Copper on 42x60cm chalkboard and
Acrylic on 10x10cm canvas, 9 pcs

I find endless inspiration in reflecting on the ancient gold discovered in the Butuan River. The spirit of the river kept this treasure trove hidden safe for millennia, until Filipinos reclaimed sovereignty over the land. I try to envision the villagers who must have come together in panic-stricken anticipation of the invasion of the Spanish colonial army, knowing that it could mean the annihilation of their loved ones, the desecration of their sacred fields, and destruction of their way of life.

Whatever the reason, I doubt they foresaw the acts of genocide which ensued for the next hundreds of years: the systematic destruction of the cultural landscape and personal identity. Throwing their most treasured possession into the river was an act of hope.

It pains me to think what would have happened had they not come to such a united decision of collective sacrifice. If the Spanish army saw a glimmer of this gold, then we in this generation never would have. And we never would have known such an important part of ourselves as a colonised people — how our ancestors struggled against the invaders and resisted in every way they could, to preserve the land, to preserve the legacy that is our birthright.
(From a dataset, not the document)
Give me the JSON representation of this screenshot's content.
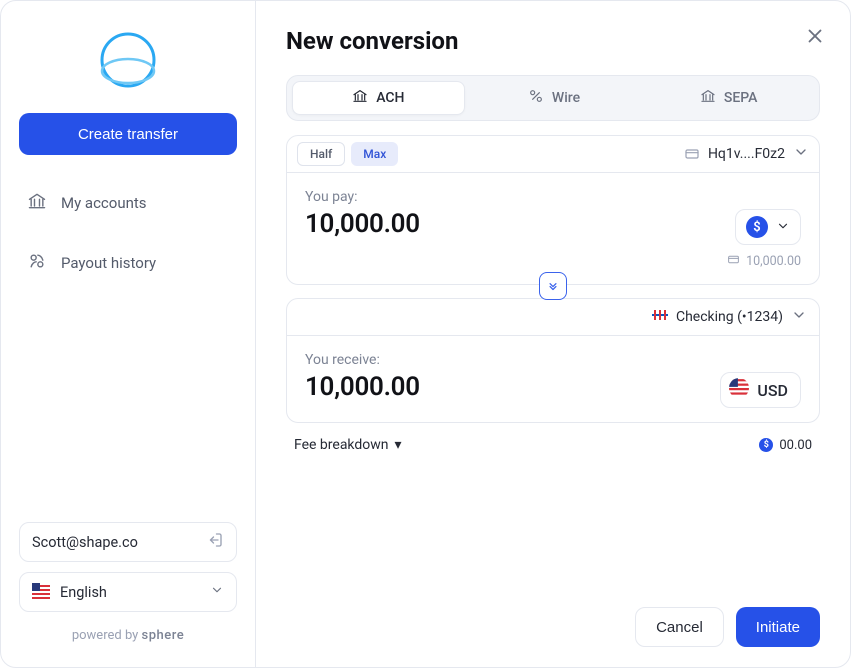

450 years into the future: Another struggle unfolds, in a different place, against a different kind of invasion. One that struck a similar nerve — the un-doing of a way of life, of culture, of individual identity. The denial of a people’s will to self-determination. And again, a collective decision to resist an overpowering force called for action.

Something deep within each of us is awakened when rights are trodden, and acts of brutality threaten to disempower. I used fragments from copper tubing and wire to represent the buildings that came alive with student resistance during the Diliman Commune in 1971. Like gold, copper is ancient. Still essential to humans, it is used industrially for electricity, plumbing, air conditioning, and cooking, because of its ability to conduct energy for transformation processes. To my imagination, it was as if the copper enmeshed within the structures came alive and transformed a latent energy into a dynamic power to fight against injustice
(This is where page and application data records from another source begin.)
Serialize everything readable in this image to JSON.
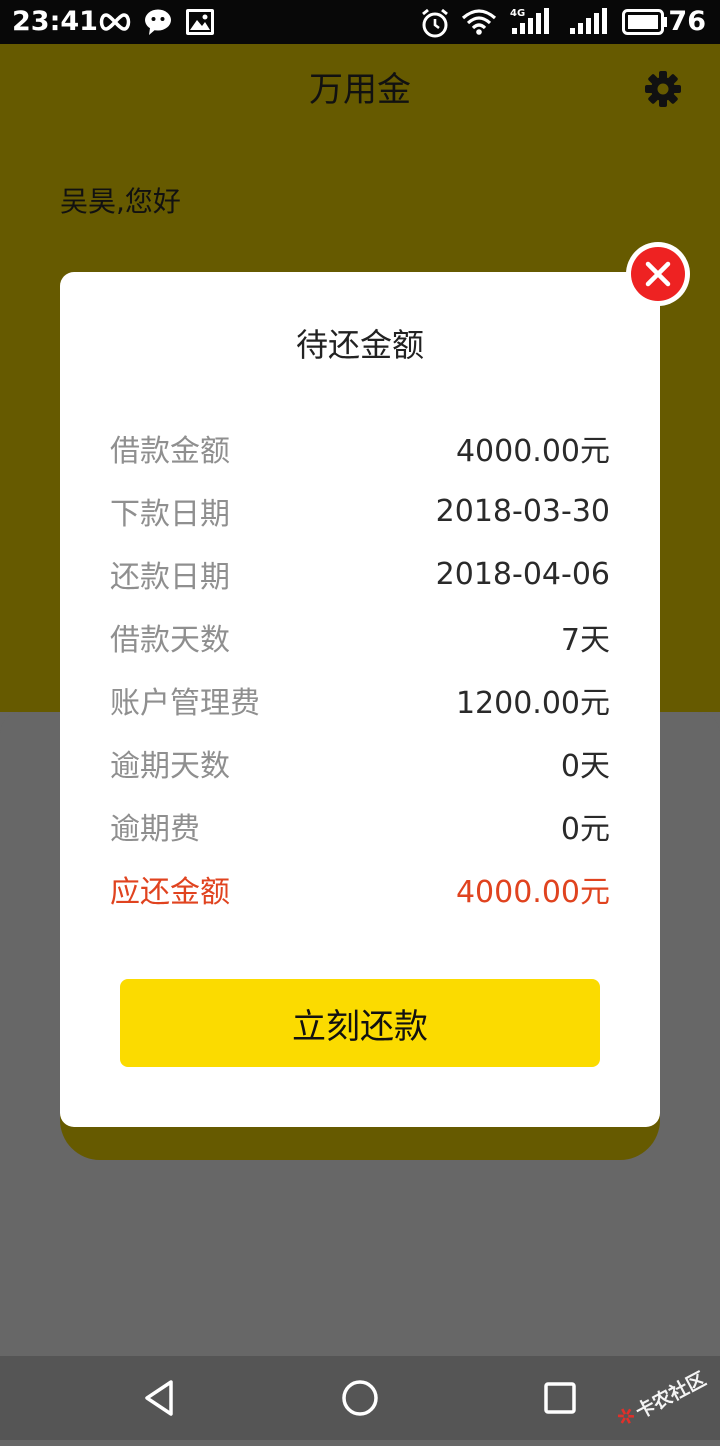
{
  "status_bar": {
    "time": "23:41",
    "battery": "76",
    "network_label": "4G"
  },
  "header": {
    "title": "万用金",
    "greeting": "吴昊,您好"
  },
  "modal": {
    "title": "待还金额",
    "rows": [
      {
        "label": "借款金额",
        "value": "4000.00元"
      },
      {
        "label": "下款日期",
        "value": "2018-03-30"
      },
      {
        "label": "还款日期",
        "value": "2018-04-06"
      },
      {
        "label": "借款天数",
        "value": "7天"
      },
      {
        "label": "账户管理费",
        "value": "1200.00元"
      },
      {
        "label": "逾期天数",
        "value": "0天"
      },
      {
        "label": "逾期费",
        "value": "0元"
      },
      {
        "label": "应还金额",
        "value": "4000.00元"
      }
    ],
    "pay_button": "立刻还款"
  },
  "watermark": {
    "text": "卡农社区"
  },
  "colors": {
    "header_bg": "#665a00",
    "accent_button": "#fbdb00",
    "highlight_red": "#e0431f",
    "close_red": "#ee2222"
  },
  "icons": {
    "status_left": [
      "infinity-icon",
      "wechat-icon",
      "image-icon"
    ],
    "status_right": [
      "alarm-icon",
      "wifi-icon",
      "signal-icon",
      "signal-icon",
      "battery-icon"
    ],
    "header": "gear-icon",
    "modal_close": "close-icon",
    "nav": [
      "back-icon",
      "home-icon",
      "recents-icon"
    ]
  }
}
Titat Ledesma is a member of the faculty of the Theory Department, currently pursuing an MFA at UP Diliman.

As a visual artist, I like to explore the possibilities of non-art materials, such as found natural/man-made objects or raw construction materials, to be the carriers of a message by their texture, tensile strength or other innate properties. I feel that some of these “speak” to me about very specific experiences on a multi-sensorial level, that involve the whole body in a visual moment. My artworks usually combine 2-d and 3-d elements, crossing between sculpture and installation, combined with painting. The content and forms in my works are usually driven by intuition over formal art conventions.